▶ _Assigned task_
Using the listing below, return every line that includes "eines".
---------------
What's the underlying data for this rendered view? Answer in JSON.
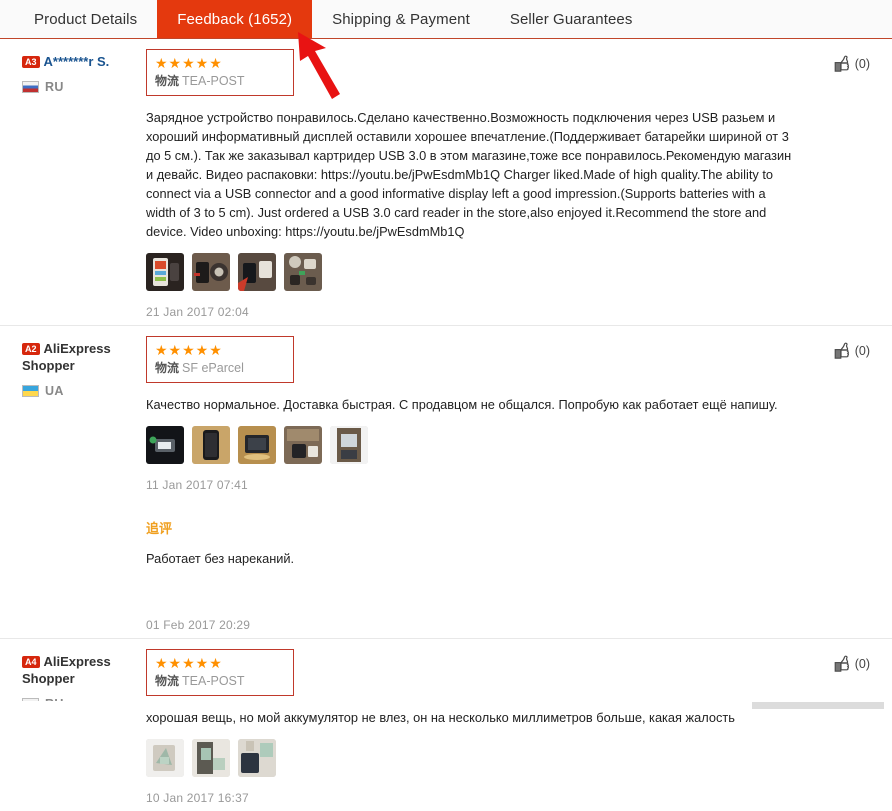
{
  "tabs": [
    {
      "label": "Product Details",
      "active": false
    },
    {
      "label": "Feedback (1652)",
      "active": true
    },
    {
      "label": "Shipping & Payment",
      "active": false
    },
    {
      "label": "Seller Guarantees",
      "active": false
    }
  ],
  "annotation": {
    "type": "arrow",
    "color": "#e81313",
    "points_to": "Feedback (1652)"
  },
  "colors": {
    "accent": "#e4390e",
    "tab_underline": "#c0462a",
    "star": "#ff9000",
    "highlight_box_border": "#c0392b",
    "badge": "#d6270d",
    "append_title": "#f0a020",
    "username_link": "#1a5490",
    "muted": "#999999"
  },
  "stars_glyph": "★★★★★",
  "helpful_icon": "thumbs-up-icon",
  "reviews": [
    {
      "level_badge": "A3",
      "user_name": "A*******r S.",
      "user_name_is_link": true,
      "country_code": "RU",
      "flag": "flag-ru",
      "rating": 5,
      "logistics_label": "物流",
      "carrier": "TEA-POST",
      "text": "Зарядное устройство понравилось.Сделано качественно.Возможность подключения через USB разьем и хороший информативный дисплей оставили хорошее впечатление.(Поддерживает батарейки шириной от 3 до 5 см.). Так же заказывал картридер USB 3.0 в этом магазине,тоже все понравилось.Рекомендую магазин и девайс. Видео распаковки: https://youtu.be/jPwEsdmMb1Q Charger liked.Made of high quality.The ability to connect via a USB connector and a good informative display left a good impression.(Supports batteries with a width of 3 to 5 cm). Just ordered a USB 3.0 card reader in the store,also enjoyed it.Recommend the store and device. Video unboxing: https://youtu.be/jPwEsdmMb1Q",
      "photo_count": 4,
      "timestamp": "21 Jan 2017 02:04",
      "helpful_count": "(0)",
      "append": null
    },
    {
      "level_badge": "A2",
      "user_name": "AliExpress Shopper",
      "user_name_is_link": false,
      "country_code": "UA",
      "flag": "flag-ua",
      "rating": 5,
      "logistics_label": "物流",
      "carrier": "SF eParcel",
      "text": "Качество нормальное. Доставка быстрая. С продавцом не общался. Попробую как работает ещё напишу.",
      "photo_count": 5,
      "timestamp": "11 Jan 2017 07:41",
      "helpful_count": "(0)",
      "append": {
        "title": "追评",
        "text": "Работает без нареканий.",
        "timestamp": "01 Feb 2017 20:29"
      }
    },
    {
      "level_badge": "A4",
      "user_name": "AliExpress Shopper",
      "user_name_is_link": false,
      "country_code": "RU",
      "flag": "flag-ru",
      "rating": 5,
      "logistics_label": "物流",
      "carrier": "TEA-POST",
      "text": "хорошая вещь, но мой аккумулятор не влез, он на несколько миллиметров больше, какая жалость",
      "photo_count": 3,
      "timestamp": "10 Jan 2017 16:37",
      "helpful_count": "(0)",
      "append": null
    }
  ]
}
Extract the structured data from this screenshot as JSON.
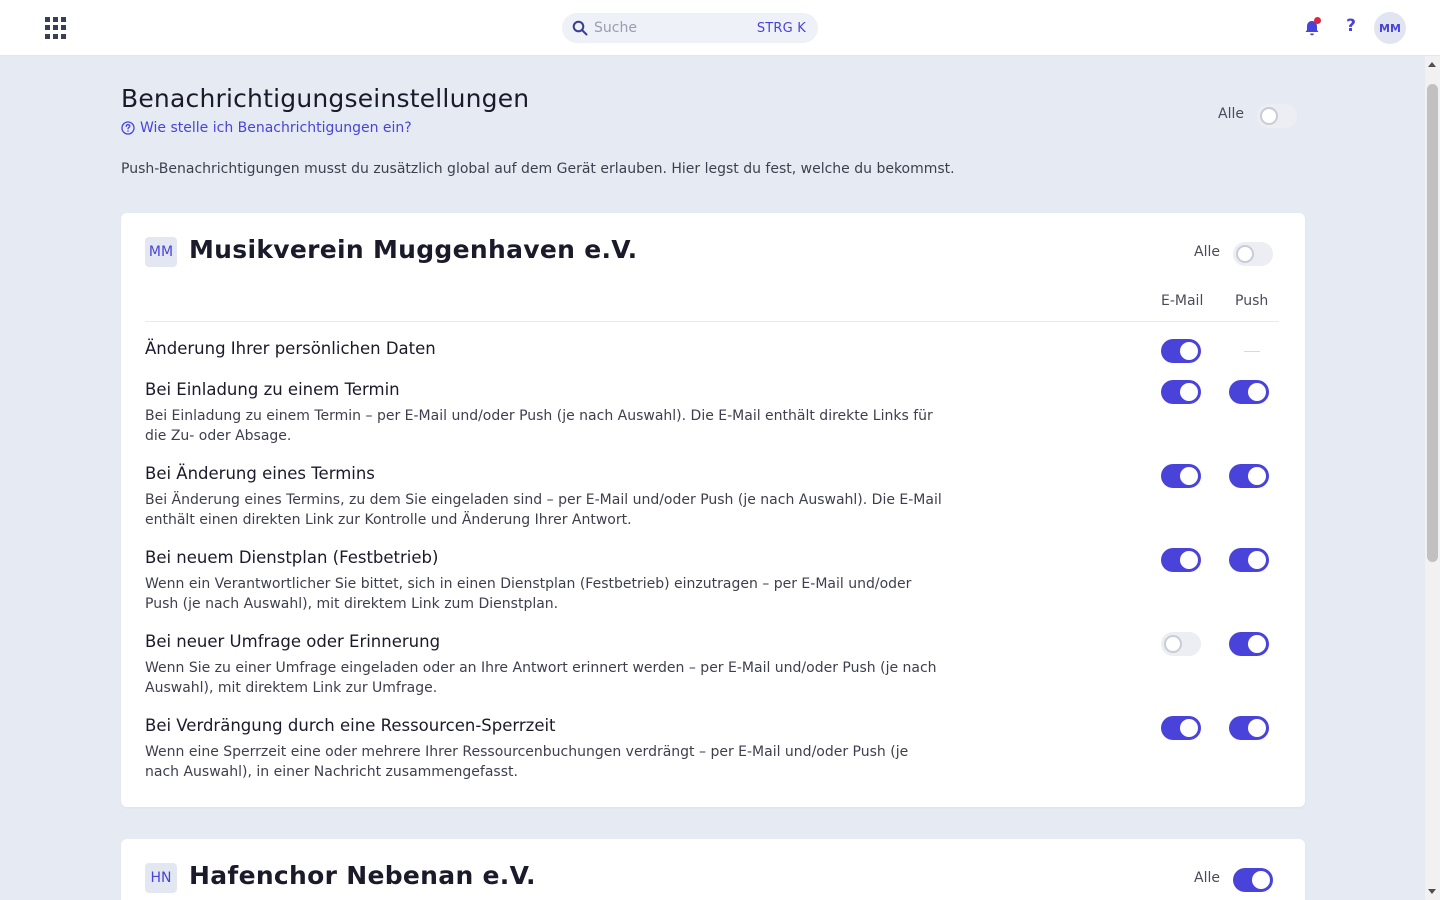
{
  "topbar": {
    "search_placeholder": "Suche",
    "search_shortcut": "STRG K",
    "avatar_initials": "MM"
  },
  "header": {
    "title": "Benachrichtigungseinstellungen",
    "help_link": "Wie stelle ich Benachrichtigungen ein?",
    "intro": "Push-Benachrichtigungen musst du zusätzlich global auf dem Gerät erlauben. Hier legst du fest, welche du bekommst.",
    "all_label": "Alle",
    "all_enabled": false
  },
  "colors": {
    "accent": "#4a43d9",
    "background": "#e6ebf3",
    "notification_dot": "#e0263c"
  },
  "organizations": [
    {
      "initials": "MM",
      "name": "Musikverein Muggenhaven e.V.",
      "all_label": "Alle",
      "all_enabled": false,
      "col_email": "E-Mail",
      "col_push": "Push",
      "rows": [
        {
          "title": "Änderung Ihrer persönlichen Daten",
          "desc": "",
          "email": true,
          "push": null
        },
        {
          "title": "Bei Einladung zu einem Termin",
          "desc": "Bei Einladung zu einem Termin – per E-Mail und/oder Push (je nach Auswahl). Die E-Mail enthält direkte Links für die Zu- oder Absage.",
          "email": true,
          "push": true
        },
        {
          "title": "Bei Änderung eines Termins",
          "desc": "Bei Änderung eines Termins, zu dem Sie eingeladen sind – per E-Mail und/oder Push (je nach Auswahl). Die E-Mail enthält einen direkten Link zur Kontrolle und Änderung Ihrer Antwort.",
          "email": true,
          "push": true
        },
        {
          "title": "Bei neuem Dienstplan (Festbetrieb)",
          "desc": "Wenn ein Verantwortlicher Sie bittet, sich in einen Dienstplan (Festbetrieb) einzutragen – per E-Mail und/oder Push (je nach Auswahl), mit direktem Link zum Dienstplan.",
          "email": true,
          "push": true
        },
        {
          "title": "Bei neuer Umfrage oder Erinnerung",
          "desc": "Wenn Sie zu einer Umfrage eingeladen oder an Ihre Antwort erinnert werden – per E-Mail und/oder Push (je nach Auswahl), mit direktem Link zur Umfrage.",
          "email": false,
          "push": true
        },
        {
          "title": "Bei Verdrängung durch eine Ressourcen-Sperrzeit",
          "desc": "Wenn eine Sperrzeit eine oder mehrere Ihrer Ressourcenbuchungen verdrängt – per E-Mail und/oder Push (je nach Auswahl), in einer Nachricht zusammengefasst.",
          "email": true,
          "push": true
        }
      ]
    },
    {
      "initials": "HN",
      "name": "Hafenchor Nebenan e.V.",
      "all_label": "Alle",
      "all_enabled": true
    }
  ]
}
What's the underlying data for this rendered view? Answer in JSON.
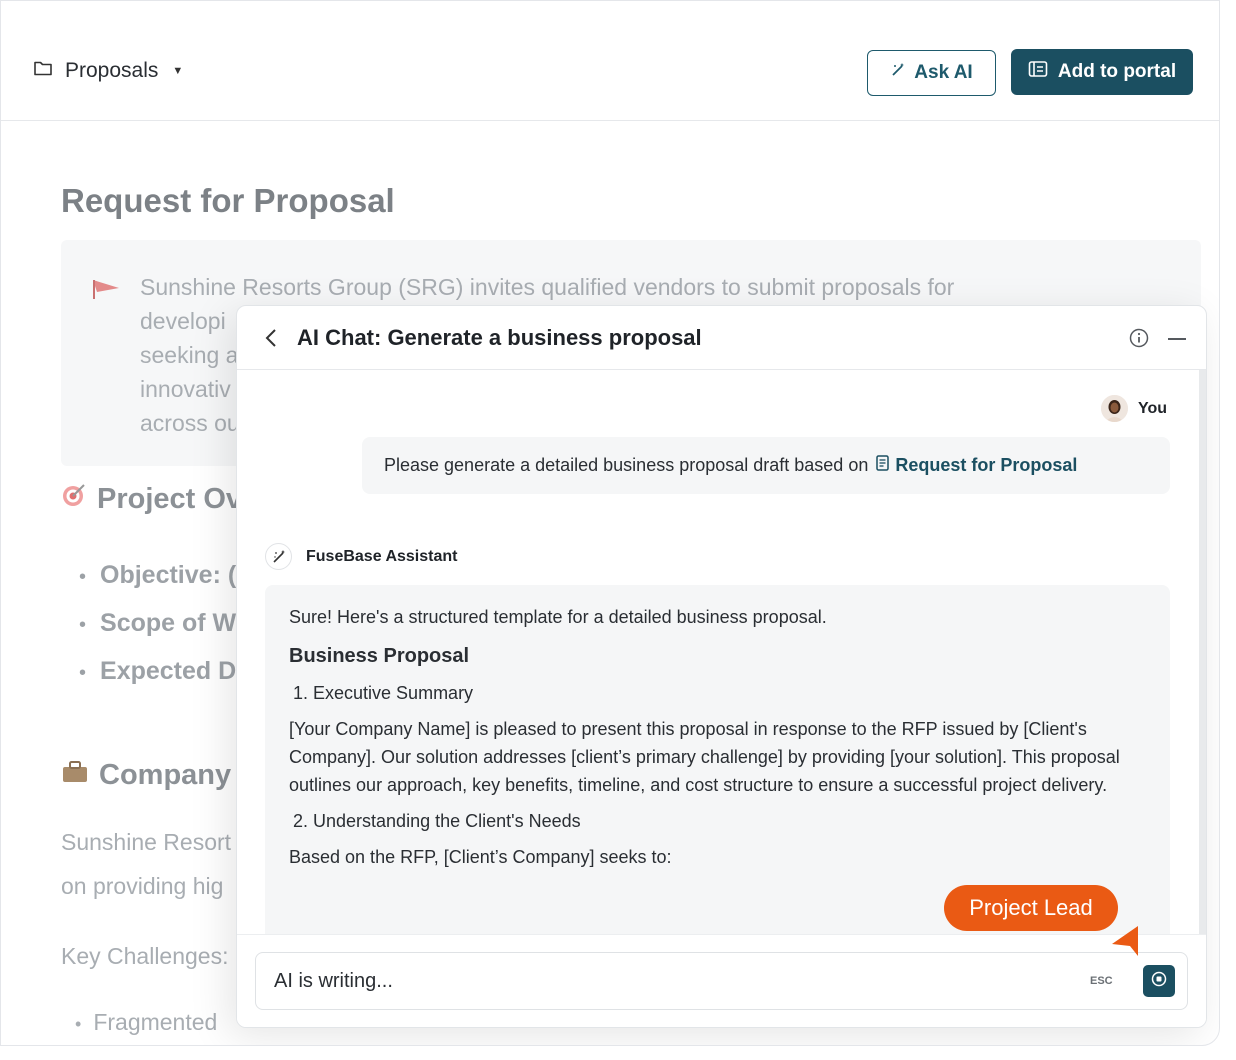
{
  "toolbar": {
    "breadcrumb": "Proposals",
    "ask_ai_label": "Ask AI",
    "add_to_portal_label": "Add to portal"
  },
  "document": {
    "title": "Request for Proposal",
    "callout_text": "Sunshine Resorts Group (SRG) invites qualified vendors to submit proposals for developi",
    "callout_lines": [
      "Sunshine Resorts Group (SRG) invites qualified vendors to submit proposals for",
      "developi",
      "seeking a",
      "innovativ",
      "across ou"
    ],
    "section_overview": "Project Ov",
    "bullets": [
      "Objective: (",
      "Scope of W",
      "Expected D"
    ],
    "section_company": "Company",
    "company_line1": "Sunshine Resort",
    "company_line2": "on providing hig",
    "key_challenges": "Key Challenges:",
    "bottom_bullet": "Fragmented"
  },
  "chat": {
    "title": "AI Chat: Generate a business proposal",
    "user_name": "You",
    "user_message": "Please generate a detailed business proposal draft based on",
    "user_ref": "Request for Proposal",
    "assistant_name": "FuseBase Assistant",
    "answer_intro": "Sure! Here's a structured template for a detailed business proposal.",
    "answer_heading": "Business Proposal",
    "item1": "1. Executive Summary",
    "item1_text": "[Your Company Name] is pleased to present this proposal in response to the RFP issued by [Client's Company]. Our solution addresses [client’s primary challenge] by providing [your solution]. This proposal outlines our approach, key benefits, timeline, and cost structure to ensure a successful project delivery.",
    "item2": "2. Understanding the Client's Needs",
    "item2_text": "Based on the RFP, [Client’s Company] seeks to:",
    "input_text": "AI is writing...",
    "esc_label": "ESC"
  },
  "badge": {
    "label": "Project Lead",
    "color": "#ea5a14"
  },
  "colors": {
    "primary": "#1b4f61"
  },
  "icons": [
    "folder-icon",
    "chevron-down-icon",
    "magic-wand-icon",
    "portal-icon",
    "flag-icon",
    "target-icon",
    "briefcase-icon",
    "back-chevron-icon",
    "info-icon",
    "minimize-icon",
    "document-icon",
    "stop-icon",
    "cursor-pointer-icon"
  ]
}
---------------
▶ _Task result_
          "title": "Bei Änderung eines Termins",
          "desc": "Bei Änderung eines Termins, zu dem Sie eingeladen sind – per E-Mail und/oder Push (je nach Auswahl). Die E-Mail enthält einen direkten Link zur Kontrolle und Änderung Ihrer Antwort.",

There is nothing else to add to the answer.